[[ Records for this task, beginning ]]
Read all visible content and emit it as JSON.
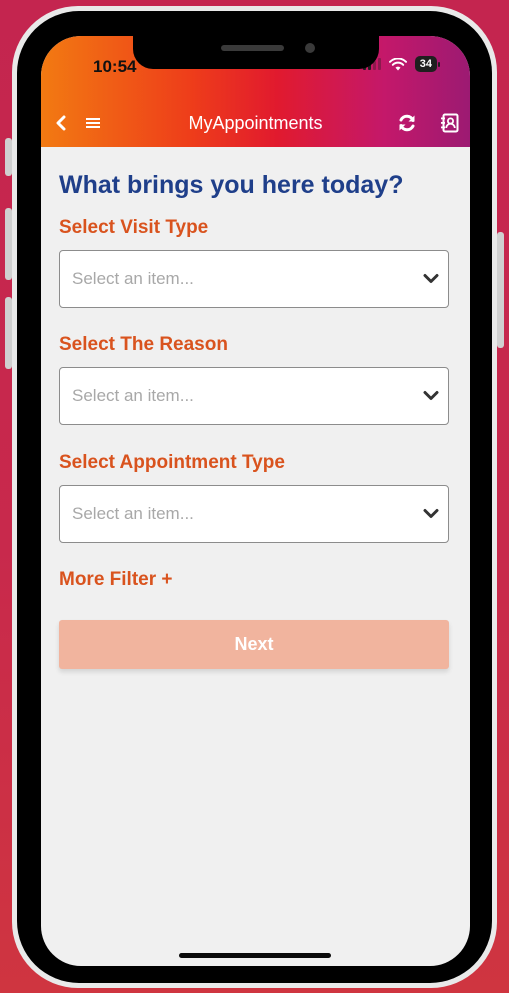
{
  "status_bar": {
    "time": "10:54",
    "battery_level": "34",
    "signal_icon": "signal-bars-icon",
    "wifi_icon": "wifi-icon"
  },
  "nav": {
    "title": "MyAppointments",
    "back_icon": "chevron-left-icon",
    "menu_icon": "hamburger-menu-icon",
    "refresh_icon": "refresh-icon",
    "contacts_icon": "contact-book-icon"
  },
  "form": {
    "title": "What brings you here today?",
    "fields": [
      {
        "label": "Select Visit Type",
        "placeholder": "Select an item..."
      },
      {
        "label": "Select The Reason",
        "placeholder": "Select an item..."
      },
      {
        "label": "Select Appointment Type",
        "placeholder": "Select an item..."
      }
    ],
    "more_filter_label": "More Filter +",
    "next_label": "Next",
    "next_enabled": false
  },
  "colors": {
    "title": "#1f3f8a",
    "label": "#d9531e",
    "next_button_disabled": "#f1b49e",
    "header_gradient_start": "#f27a12",
    "header_gradient_end": "#9c1a72"
  }
}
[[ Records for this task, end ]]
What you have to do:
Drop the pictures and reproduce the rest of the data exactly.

Exercise result:
Read all visible content and emit it as JSON.
{
  "status_bar": {
    "time": "10:54",
    "battery_level": "34",
    "signal_icon": "signal-bars-icon",
    "wifi_icon": "wifi-icon"
  },
  "nav": {
    "title": "MyAppointments",
    "back_icon": "chevron-left-icon",
    "menu_icon": "hamburger-menu-icon",
    "refresh_icon": "refresh-icon",
    "contacts_icon": "contact-book-icon"
  },
  "form": {
    "title": "What brings you here today?",
    "fields": [
      {
        "label": "Select Visit Type",
        "placeholder": "Select an item..."
      },
      {
        "label": "Select The Reason",
        "placeholder": "Select an item..."
      },
      {
        "label": "Select Appointment Type",
        "placeholder": "Select an item..."
      }
    ],
    "more_filter_label": "More Filter +",
    "next_label": "Next",
    "next_enabled": false
  },
  "colors": {
    "title": "#1f3f8a",
    "label": "#d9531e",
    "next_button_disabled": "#f1b49e",
    "header_gradient_start": "#f27a12",
    "header_gradient_end": "#9c1a72"
  }
}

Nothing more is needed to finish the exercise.